Unemployment rate is good. Wages are also going up. But to understand the future, you need to understand the composition of-- of the labor market and the potential mismatches that are temporary or that are much more structural. So I think they do care, and they should care. And-- and we will know more with the jobs report. But of course, it's a question of the following months, right? Because it will give us a bit of a tempo for the Fed tightening, together with the inflation data, of course.

KARINA MITCHELL: So as far as 10-- Fed tightening, do you see them being as hawkish and aggressive as some have made out, with the markets now pricing in five rate hikes? How many hikes do you see coming?

LUDOVIC SUBRAN: We only have three. So as you know, you know, we have only-- You know, the range is incredible. You know, it's the-- the narrative is-- is hard for the Fed to regain after having tried this "temporary" story, which didn't hold for long. So now you have people that go from three or two all the way to seven, eight, you know, rate hikes.
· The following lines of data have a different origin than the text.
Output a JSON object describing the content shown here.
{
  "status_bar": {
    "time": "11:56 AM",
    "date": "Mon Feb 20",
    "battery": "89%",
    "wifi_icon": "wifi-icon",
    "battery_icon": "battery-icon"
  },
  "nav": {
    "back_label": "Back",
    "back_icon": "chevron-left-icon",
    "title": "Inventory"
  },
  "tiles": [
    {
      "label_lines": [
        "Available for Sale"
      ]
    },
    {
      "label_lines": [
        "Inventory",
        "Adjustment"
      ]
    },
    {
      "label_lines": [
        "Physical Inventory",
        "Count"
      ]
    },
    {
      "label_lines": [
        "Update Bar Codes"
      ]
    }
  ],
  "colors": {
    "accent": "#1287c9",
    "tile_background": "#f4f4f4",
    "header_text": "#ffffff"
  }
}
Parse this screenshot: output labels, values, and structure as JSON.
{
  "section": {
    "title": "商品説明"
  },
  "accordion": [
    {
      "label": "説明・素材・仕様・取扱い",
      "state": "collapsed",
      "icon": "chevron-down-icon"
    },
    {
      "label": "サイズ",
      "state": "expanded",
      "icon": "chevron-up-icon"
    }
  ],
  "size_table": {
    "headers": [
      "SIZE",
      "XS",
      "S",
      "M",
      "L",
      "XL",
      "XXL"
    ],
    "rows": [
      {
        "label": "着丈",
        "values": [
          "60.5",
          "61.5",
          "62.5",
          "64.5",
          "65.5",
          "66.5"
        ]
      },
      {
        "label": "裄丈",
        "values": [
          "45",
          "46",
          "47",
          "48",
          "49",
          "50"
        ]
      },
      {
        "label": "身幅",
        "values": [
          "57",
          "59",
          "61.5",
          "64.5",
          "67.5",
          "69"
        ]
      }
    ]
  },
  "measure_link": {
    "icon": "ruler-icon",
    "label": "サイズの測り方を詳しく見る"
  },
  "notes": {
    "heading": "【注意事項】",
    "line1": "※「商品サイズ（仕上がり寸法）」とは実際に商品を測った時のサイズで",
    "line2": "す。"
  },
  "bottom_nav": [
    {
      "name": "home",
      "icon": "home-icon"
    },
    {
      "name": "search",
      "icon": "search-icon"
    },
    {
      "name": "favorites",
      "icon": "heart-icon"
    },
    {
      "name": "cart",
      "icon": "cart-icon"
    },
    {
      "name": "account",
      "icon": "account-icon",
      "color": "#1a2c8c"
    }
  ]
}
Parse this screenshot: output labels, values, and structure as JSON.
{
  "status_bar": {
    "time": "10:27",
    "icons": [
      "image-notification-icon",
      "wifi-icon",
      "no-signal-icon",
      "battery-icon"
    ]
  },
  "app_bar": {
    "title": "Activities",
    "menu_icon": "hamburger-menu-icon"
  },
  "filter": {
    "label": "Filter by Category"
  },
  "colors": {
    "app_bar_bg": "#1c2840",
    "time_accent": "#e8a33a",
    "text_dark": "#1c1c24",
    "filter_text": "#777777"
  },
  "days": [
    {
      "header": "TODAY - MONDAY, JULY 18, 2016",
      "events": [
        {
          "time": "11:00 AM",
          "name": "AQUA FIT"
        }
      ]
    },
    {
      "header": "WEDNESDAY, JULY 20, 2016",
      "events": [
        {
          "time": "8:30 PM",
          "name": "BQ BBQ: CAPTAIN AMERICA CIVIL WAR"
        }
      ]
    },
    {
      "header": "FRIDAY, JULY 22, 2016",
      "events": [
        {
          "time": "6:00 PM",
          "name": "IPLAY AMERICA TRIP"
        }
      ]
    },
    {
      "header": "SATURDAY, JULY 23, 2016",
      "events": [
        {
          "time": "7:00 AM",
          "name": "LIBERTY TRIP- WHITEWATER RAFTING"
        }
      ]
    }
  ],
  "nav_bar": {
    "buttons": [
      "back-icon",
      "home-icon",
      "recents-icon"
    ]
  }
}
The reason why we are being on the dovish side is that we see, for example, more market corrections. And the Fed is somehow officiously in charge of [INAUDIBLE] volatility suppression. We believe that the type of correction we saw in January on the equity market is not something the Fed is very comfortable with. So the-- the more the correction we're going to see on the stock market, the less likely hikes will be, or the-- you know, the less frequent hikes will be.

So we keep with our three hikes also because we somehow think that monetary policy will not calm the supply-chain inflation. It will not calm the-- the other issues, supply-driven issues, that make the bulk of inflation in the US today. So it is a very-- it would be a very costly way to calm inflation with a very tight monetary policy. The last time that happened for the US was in the early 90s-- the early 80s, sorry, with Volcker. So that-- that came with a recession. So we-- we think they will still be very cautious. They're walking a very fine line. But we think they will keep a bit of hiking under their belt to make sure that-- that growth is strong in the US and we avoid a form of stagflation, which would be, unfortunately, ringing buy-- back Carter's time in the US, which was an economic depression, yeah.

KARINA MITCHELL: Ludovic, really quick, only about 30 seconds left, want to get your assessment of a recent survey from Allianz that shows economic risks that businesses face. So inflation and supply-chain issues were the biggest risk last year, but according to the report that came out, skilled workforce and, you know, macroeconomic conditions like inflation less of an issue for businesses this year. So is the pendulum swinging? Workers have all the momentum right now, but do we see that slowly swinging back to employers having the upper hand come this year?

LUDOVIC SUBRAN: In 30 seconds, yes, the pendulum is swinging back because I think, you know, we're getting a bit more forward visibility. And so businessmen and the chief risk officers that we surveyed in this-- in this report, they go back to the core of what makes the balance sheet, what makes the income statement. And it's indeed risk of cyber, business interruption, natural catastrophes, and they think that the economy is taken care of, but, you know, of course it doesn't mean that the risks to the downside have disappeared. But it certainly means that everybody is going back to doing business, and they want to leave the pandemic behind them.